Flora of North America (FNA) Editorial Committee, eds. 1993+. Flora of North America North of Mexico [Online]. 22+ vols. New York and Oxford.  Accessed December 29, 2022.

Francis, A. and Warwick, S. I. 2003. The biology of Canadian weeds. 120. Neslia paniculata (L.) Desv. Canadian Journal of Plant Science 83: 441–451.

Global Biodiversity Information Facility (GBIF) Secretariat. 2022. https://doi.org/10.15468/39omei Accessed via https://www.gbif.org/species/9040863 Accessed December 29, 2022.

U.S. Department of Agriculture-Agricultural Research Services (USDA-ARS). 2017. Germplasm Resources Information Network (GRIN), https://npgsweb.ars-grin.gov/gringlobal/taxon/taxonomysearch Accessed April 25, 2017.

U.S. Department of Agriculture-Natural Resources Conservation Service (USDA-NRCS). 2017. The PLANTS Database. National Plant Data Team, Greensboro, NC USA. https://plants.usda.gov/home Accessed April 25, 2017.

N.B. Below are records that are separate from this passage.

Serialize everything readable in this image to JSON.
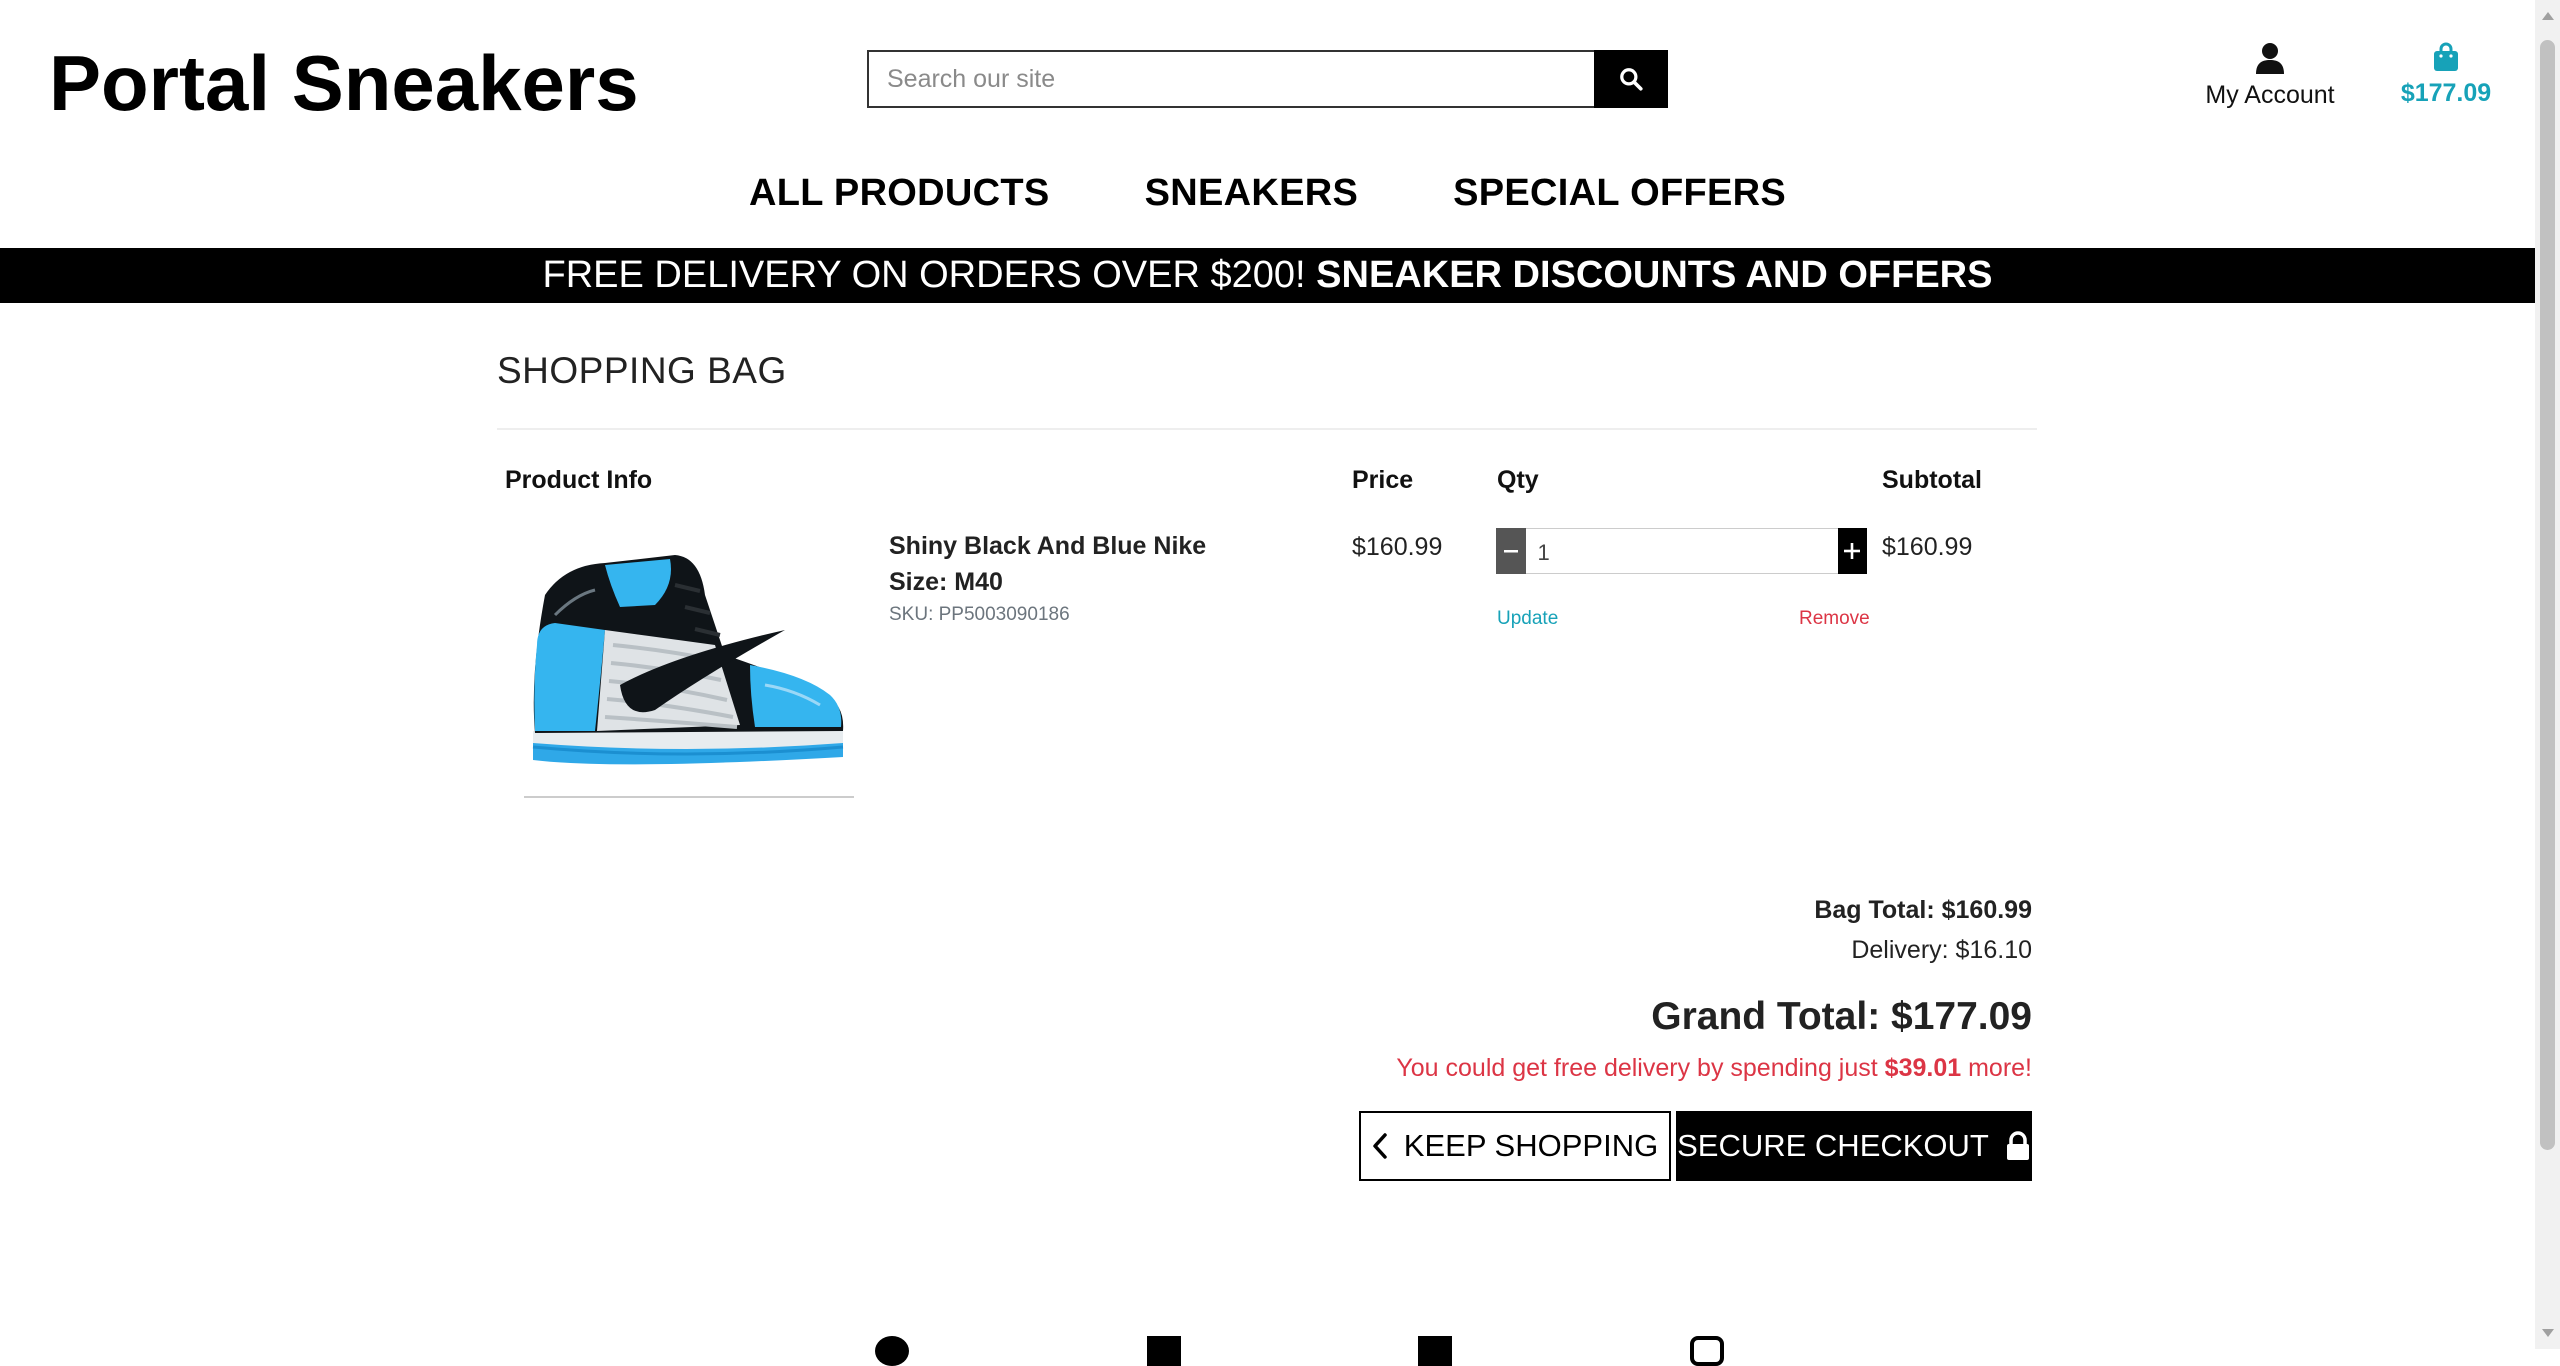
{
  "header": {
    "brand": "Portal Sneakers",
    "search": {
      "placeholder": "Search our site",
      "button_icon": "search-icon"
    },
    "account": {
      "label": "My Account",
      "icon": "user-icon"
    },
    "bag": {
      "amount": "$177.09",
      "icon": "shopping-bag-icon",
      "color": "#17a2b8"
    }
  },
  "nav": {
    "items": [
      {
        "label": "ALL PRODUCTS"
      },
      {
        "label": "SNEAKERS"
      },
      {
        "label": "SPECIAL OFFERS"
      }
    ]
  },
  "banner": {
    "text": "FREE DELIVERY ON ORDERS OVER $200!",
    "bold_text": "SNEAKER DISCOUNTS AND OFFERS"
  },
  "bag_page": {
    "title": "SHOPPING BAG",
    "columns": [
      "Product Info",
      "Price",
      "Qty",
      "Subtotal"
    ],
    "items": [
      {
        "name": "Shiny Black And Blue Nike",
        "size": "Size: M40",
        "sku": "SKU: PP5003090186",
        "price": "$160.99",
        "qty": "1",
        "subtotal": "$160.99",
        "update_label": "Update",
        "remove_label": "Remove"
      }
    ],
    "totals": {
      "bag_total": "Bag Total: $160.99",
      "delivery": "Delivery: $16.10",
      "grand_total": "Grand Total: $177.09",
      "free_delivery_prefix": "You could get free delivery by spending just",
      "free_delivery_amount": "$39.01",
      "free_delivery_suffix": "more!"
    },
    "buttons": {
      "keep_shopping": "KEEP SHOPPING",
      "secure_checkout": "SECURE CHECKOUT"
    }
  },
  "colors": {
    "accent": "#17a2b8",
    "danger": "#dc3545",
    "banner_bg": "#000000"
  }
}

Jennifer Neudorf, Angela Salzl, Ruojing Wang, Karen Castro, Katrina Entwistle

Canadian Food Inspection Agency